THE TASK => All of the records should be given again exactly as they appear.

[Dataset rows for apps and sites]

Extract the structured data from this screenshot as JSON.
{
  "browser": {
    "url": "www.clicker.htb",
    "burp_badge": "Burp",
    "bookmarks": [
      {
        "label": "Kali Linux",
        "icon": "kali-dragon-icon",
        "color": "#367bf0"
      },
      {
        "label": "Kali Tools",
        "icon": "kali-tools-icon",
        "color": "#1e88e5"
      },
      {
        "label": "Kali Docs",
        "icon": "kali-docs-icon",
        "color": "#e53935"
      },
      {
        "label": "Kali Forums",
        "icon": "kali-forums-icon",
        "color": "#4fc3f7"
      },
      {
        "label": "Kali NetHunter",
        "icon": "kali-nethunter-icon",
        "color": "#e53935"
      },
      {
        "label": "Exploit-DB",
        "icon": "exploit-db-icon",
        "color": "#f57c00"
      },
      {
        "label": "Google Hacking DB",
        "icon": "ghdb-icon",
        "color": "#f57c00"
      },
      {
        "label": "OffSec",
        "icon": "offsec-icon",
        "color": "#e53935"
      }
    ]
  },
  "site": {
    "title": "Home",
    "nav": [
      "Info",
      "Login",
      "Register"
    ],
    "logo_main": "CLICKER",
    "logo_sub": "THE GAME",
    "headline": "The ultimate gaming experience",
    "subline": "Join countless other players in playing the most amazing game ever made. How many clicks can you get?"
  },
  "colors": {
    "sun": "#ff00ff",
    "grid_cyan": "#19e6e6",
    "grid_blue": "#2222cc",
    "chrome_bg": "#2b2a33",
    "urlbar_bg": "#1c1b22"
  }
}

EXERCISE SOLUTION =>
Extract the structured data from this screenshot as JSON.
{
  "browser": {
    "url": "www.clicker.htb",
    "burp_badge": "Burp",
    "bookmarks": [
      {
        "label": "Kali Linux",
        "icon": "kali-dragon-icon",
        "color": "#367bf0"
      },
      {
        "label": "Kali Tools",
        "icon": "kali-tools-icon",
        "color": "#1e88e5"
      },
      {
        "label": "Kali Docs",
        "icon": "kali-docs-icon",
        "color": "#e53935"
      },
      {
        "label": "Kali Forums",
        "icon": "kali-forums-icon",
        "color": "#4fc3f7"
      },
      {
        "label": "Kali NetHunter",
        "icon": "kali-nethunter-icon",
        "color": "#e53935"
      },
      {
        "label": "Exploit-DB",
        "icon": "exploit-db-icon",
        "color": "#f57c00"
      },
      {
        "label": "Google Hacking DB",
        "icon": "ghdb-icon",
        "color": "#f57c00"
      },
      {
        "label": "OffSec",
        "icon": "offsec-icon",
        "color": "#e53935"
      }
    ]
  },
  "site": {
    "title": "Home",
    "nav": [
      "Info",
      "Login",
      "Register"
    ],
    "logo_main": "CLICKER",
    "logo_sub": "THE GAME",
    "headline": "The ultimate gaming experience",
    "subline": "Join countless other players in playing the most amazing game ever made. How many clicks can you get?"
  },
  "colors": {
    "sun": "#ff00ff",
    "grid_cyan": "#19e6e6",
    "grid_blue": "#2222cc",
    "chrome_bg": "#2b2a33",
    "urlbar_bg": "#1c1b22"
  }
}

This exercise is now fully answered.